Stars & Stripes, Occupation Propaganda Sheet
NAGO, Okinawa — A Navy Humvee crashed into the back of a Japanese family’s car and left the scene Tuesday night, slightly injuring two children, according to Okinawa police. The sailor was later arrested by military police.
The incident received broad coverage in local media Wednesday, coming at a time when the U.S. military and Japan have locked horns on basing issues on Okinawa.
The crash occurred at about 10:55 p.m. on Route 329 in the village of Henoko, near Camp Schwab, a police spokesman said Wednesday. According to the police report, the car’s driver, a 45-year-old Henoko man, had just pulled out from a local laundromat and was driving southbound when the Navy vehicle struck it and then sped away.
The man was not injured, but his 2-year-old son was treated for cuts to his forehead at a nearby hospital. His 10-year-old son had a bruised nose, according to the police report.
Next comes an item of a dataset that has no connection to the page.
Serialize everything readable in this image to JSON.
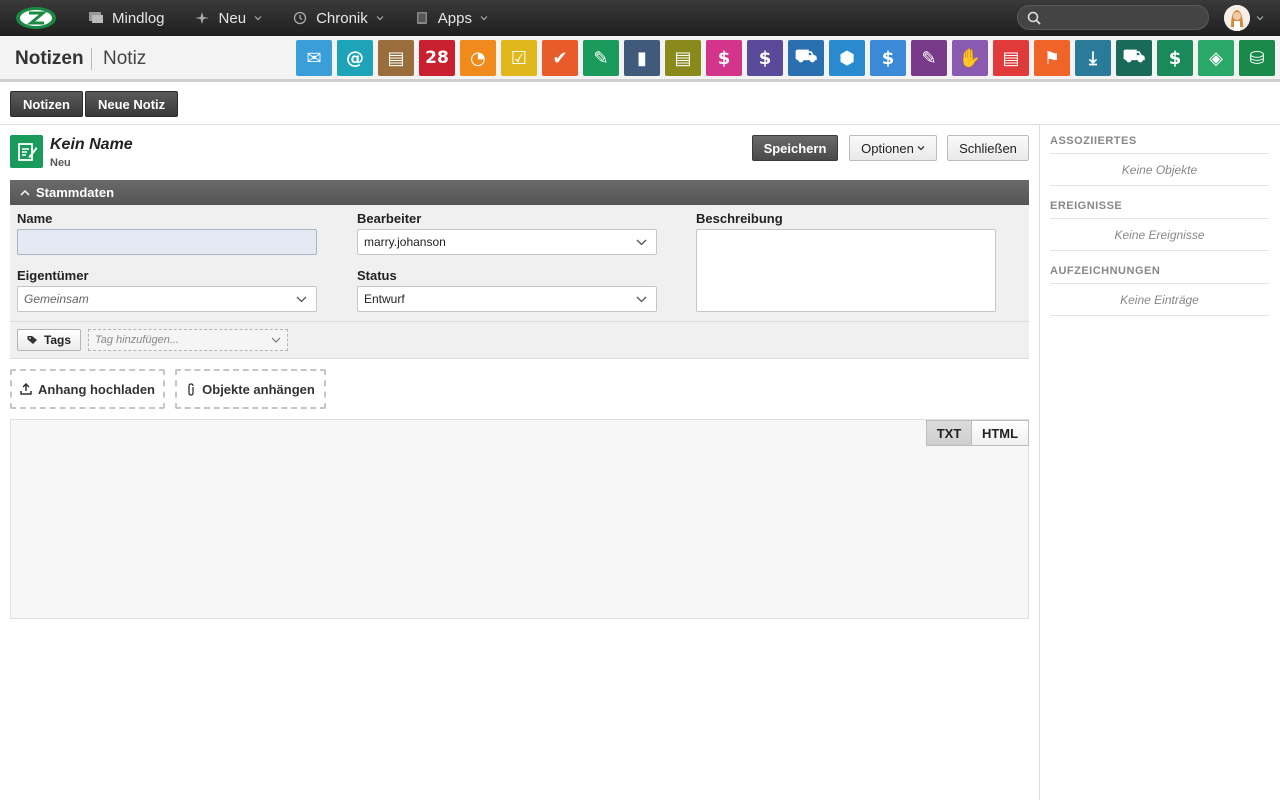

Police said the compact car sustained major damage, including a crushed rear end.
A woman who was driving in the northbound lane reported the accident to police. She told them the Humvee continued heading south after the incident. About seven miles down the road, an abandoned Navy Humvee with a damaged front bumper and headlight was found parked with its engine still running, the police spokesman said.
According to a Navy news release, the driver of the Humvee was found nearby and arrested by military police.
“The service member is alleged to have been driving a High Mobility Military Vehicle (HMMV) when she hit a car driven by a Japanese national,” the Commander Fleet Activities Okinawa release stated. “She was apprehended by U.S. military forces a few kilometers from the accident and arrested and taken into custody.”
The sailor was not named and no other details were available concerning possible charges. The release stated she is assigned to Naval Mobile Construction Battalion One, Gulfport, Miss., which is temporarily deployed to Camp Shields.
Cmdr. Stanley Wiles, the unit’s commanding officer, said in the release that the Navy is “fully cooperating” with the local investigators.
The crash occurred in the area where a controversial air facility to replace Marine Corps Air Station Futenma is planned. The national government is reviewing the 2006 agreement to move the Marines and the Okinawa Prefectural Assembly and municipal governments have come out against any relocation within Okinawa.
Crimes involving U.S. servicemembers frequently receive intense media coverage and are often cited by base opponents as reasons for opposing any new base construction and reducing the U.S. troop strength on the island.
The most recent accident to incite protest demonstrations involved the death of a 66-year-old Yomitan man who was struck in November by a car allegedly driven by a soldier based at Torii Station. Army Staff Sgt. Clyde Gunn, 27, is being tried in a Japanese court on charges of involuntary manslaughter and leaving the scene of an accident.
That incident drew fire from Okinawans because Gunn refused to be questioned by Japanese police and prosecutors and, under the terms of the U.S.-Japan Status of Forces Agreement, he was not handed over to Japanese authorities until he was indicted.
On Wednesday, an organizer for base opponents who have staged a sit-in at the Henoko fishing port for the past six years, said Tuesday’s incident showed a need for changing the SOFA.
“It seems every time an accident happens, servicemembers think as long as they can get back to a base they think they are safe,” said Hiroshi Ashitomi. “And if this occurred during the driver’s duty hours, then, under the SOFA, the Japanese government has no jurisdiction. This is why we need the SOFA changed.”